**WHAT TO PRODUCE**.
What lines below contain the word "全部销售额"? Please pull each one out.

**EXERCISE DATA**.
* * * * *

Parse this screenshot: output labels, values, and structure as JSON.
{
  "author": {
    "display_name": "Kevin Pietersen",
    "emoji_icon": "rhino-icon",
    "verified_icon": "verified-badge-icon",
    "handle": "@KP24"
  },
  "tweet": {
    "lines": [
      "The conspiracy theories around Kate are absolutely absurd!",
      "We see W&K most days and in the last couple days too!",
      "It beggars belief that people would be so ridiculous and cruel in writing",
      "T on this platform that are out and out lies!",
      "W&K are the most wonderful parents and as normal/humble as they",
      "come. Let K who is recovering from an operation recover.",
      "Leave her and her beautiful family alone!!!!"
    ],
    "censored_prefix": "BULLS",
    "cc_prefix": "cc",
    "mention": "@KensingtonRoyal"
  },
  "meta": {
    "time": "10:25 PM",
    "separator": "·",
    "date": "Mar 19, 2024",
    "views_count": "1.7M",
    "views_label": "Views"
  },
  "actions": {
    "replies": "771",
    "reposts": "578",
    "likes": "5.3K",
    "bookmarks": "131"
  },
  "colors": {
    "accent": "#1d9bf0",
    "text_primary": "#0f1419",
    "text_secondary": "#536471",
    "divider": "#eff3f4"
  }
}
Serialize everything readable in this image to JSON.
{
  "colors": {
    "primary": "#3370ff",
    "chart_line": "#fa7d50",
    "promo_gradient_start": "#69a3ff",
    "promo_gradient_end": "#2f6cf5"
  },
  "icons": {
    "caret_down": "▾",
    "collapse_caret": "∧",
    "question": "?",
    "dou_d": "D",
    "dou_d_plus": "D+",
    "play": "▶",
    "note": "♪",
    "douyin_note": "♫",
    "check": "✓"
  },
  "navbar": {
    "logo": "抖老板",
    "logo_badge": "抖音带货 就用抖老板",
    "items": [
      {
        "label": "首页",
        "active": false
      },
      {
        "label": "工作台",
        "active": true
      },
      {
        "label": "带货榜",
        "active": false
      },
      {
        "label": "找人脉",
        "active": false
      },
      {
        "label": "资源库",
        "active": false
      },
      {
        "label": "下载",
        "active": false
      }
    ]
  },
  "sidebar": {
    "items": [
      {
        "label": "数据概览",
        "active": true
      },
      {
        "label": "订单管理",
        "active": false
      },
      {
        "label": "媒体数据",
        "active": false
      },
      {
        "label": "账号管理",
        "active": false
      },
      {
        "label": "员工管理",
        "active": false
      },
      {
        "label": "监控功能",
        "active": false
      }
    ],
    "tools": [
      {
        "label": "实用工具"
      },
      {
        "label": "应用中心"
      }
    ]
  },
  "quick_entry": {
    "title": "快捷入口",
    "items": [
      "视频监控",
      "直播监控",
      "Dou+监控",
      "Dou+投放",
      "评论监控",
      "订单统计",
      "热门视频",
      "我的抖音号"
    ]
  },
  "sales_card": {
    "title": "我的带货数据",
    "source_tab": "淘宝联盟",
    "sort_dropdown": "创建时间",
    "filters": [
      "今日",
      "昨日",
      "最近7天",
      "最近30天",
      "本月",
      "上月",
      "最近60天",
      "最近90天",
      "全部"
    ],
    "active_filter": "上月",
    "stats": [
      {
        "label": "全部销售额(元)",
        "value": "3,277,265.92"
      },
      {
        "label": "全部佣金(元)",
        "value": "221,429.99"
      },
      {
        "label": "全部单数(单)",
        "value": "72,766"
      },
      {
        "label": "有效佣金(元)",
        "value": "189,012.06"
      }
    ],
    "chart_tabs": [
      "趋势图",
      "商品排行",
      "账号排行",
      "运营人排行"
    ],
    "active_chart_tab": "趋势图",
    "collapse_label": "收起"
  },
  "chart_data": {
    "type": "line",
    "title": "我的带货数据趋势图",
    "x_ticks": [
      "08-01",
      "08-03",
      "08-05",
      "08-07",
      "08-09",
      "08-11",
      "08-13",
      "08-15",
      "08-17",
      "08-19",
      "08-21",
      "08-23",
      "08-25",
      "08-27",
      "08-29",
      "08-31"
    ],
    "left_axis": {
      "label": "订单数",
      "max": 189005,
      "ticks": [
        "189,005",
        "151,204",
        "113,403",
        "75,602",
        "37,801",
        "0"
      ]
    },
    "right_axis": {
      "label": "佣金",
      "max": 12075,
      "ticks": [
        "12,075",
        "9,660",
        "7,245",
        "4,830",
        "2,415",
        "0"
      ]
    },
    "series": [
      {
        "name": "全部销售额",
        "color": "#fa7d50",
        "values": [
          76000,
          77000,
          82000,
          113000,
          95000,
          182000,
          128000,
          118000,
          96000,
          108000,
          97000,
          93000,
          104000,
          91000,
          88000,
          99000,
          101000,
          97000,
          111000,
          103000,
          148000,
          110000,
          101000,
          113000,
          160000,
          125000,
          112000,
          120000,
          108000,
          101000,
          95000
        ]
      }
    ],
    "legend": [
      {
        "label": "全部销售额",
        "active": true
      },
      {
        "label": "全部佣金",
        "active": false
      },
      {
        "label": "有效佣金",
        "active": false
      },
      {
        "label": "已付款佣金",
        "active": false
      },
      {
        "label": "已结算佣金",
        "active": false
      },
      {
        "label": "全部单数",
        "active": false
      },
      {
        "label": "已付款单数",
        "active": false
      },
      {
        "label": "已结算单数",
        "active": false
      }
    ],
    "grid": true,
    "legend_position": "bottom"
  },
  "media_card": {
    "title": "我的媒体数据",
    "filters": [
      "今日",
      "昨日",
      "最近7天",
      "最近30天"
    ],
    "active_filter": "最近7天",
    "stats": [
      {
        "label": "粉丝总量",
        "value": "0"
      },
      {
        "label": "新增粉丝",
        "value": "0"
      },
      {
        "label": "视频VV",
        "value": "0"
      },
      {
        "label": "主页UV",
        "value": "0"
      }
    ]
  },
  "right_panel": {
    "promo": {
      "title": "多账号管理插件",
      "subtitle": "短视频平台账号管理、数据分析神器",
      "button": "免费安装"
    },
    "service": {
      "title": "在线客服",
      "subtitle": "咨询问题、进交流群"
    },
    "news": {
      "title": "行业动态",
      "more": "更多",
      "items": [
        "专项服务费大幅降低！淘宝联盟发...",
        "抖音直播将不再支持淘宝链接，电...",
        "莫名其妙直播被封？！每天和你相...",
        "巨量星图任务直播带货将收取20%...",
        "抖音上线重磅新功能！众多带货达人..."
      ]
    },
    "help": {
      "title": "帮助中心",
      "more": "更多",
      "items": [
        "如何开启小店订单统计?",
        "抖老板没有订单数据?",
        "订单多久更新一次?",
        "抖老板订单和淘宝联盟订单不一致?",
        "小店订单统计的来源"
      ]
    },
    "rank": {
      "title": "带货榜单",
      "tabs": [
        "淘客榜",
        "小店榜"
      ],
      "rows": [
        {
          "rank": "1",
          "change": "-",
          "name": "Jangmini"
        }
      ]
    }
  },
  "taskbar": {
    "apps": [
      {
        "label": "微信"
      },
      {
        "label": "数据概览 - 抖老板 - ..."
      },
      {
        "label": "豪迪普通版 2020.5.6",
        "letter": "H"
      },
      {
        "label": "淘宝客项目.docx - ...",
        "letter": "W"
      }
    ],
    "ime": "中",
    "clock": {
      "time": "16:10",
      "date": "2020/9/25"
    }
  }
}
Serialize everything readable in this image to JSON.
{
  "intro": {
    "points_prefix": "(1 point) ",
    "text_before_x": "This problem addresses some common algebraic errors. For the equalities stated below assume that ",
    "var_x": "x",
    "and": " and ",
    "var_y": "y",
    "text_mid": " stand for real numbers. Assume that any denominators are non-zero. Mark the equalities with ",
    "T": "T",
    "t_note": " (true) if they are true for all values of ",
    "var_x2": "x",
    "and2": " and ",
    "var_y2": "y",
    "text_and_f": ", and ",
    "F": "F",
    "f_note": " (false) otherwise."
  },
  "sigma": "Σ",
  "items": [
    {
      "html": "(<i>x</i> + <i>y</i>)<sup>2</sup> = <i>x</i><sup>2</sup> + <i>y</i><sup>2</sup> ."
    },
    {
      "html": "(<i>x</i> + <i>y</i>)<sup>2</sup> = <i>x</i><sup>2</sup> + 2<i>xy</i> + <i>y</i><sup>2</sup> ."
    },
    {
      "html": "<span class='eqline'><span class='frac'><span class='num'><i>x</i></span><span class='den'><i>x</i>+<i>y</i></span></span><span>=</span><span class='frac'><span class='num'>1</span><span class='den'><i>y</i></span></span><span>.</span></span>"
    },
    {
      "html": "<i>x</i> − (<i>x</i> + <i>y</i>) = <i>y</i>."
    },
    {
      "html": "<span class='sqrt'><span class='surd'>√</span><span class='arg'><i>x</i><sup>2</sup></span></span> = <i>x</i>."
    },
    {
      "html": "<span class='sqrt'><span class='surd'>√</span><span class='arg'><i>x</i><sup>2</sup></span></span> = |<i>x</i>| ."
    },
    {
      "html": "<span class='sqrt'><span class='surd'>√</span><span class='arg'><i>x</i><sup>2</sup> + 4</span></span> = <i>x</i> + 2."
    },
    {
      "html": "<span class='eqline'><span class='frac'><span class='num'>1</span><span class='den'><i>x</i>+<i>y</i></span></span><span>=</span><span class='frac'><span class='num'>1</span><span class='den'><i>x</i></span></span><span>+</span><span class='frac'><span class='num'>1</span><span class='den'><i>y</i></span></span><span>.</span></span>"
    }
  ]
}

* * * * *

**RESULT BELOW**.
        "label": "全部销售额(元)",
        "name": "全部销售额",
        "label": "全部销售额",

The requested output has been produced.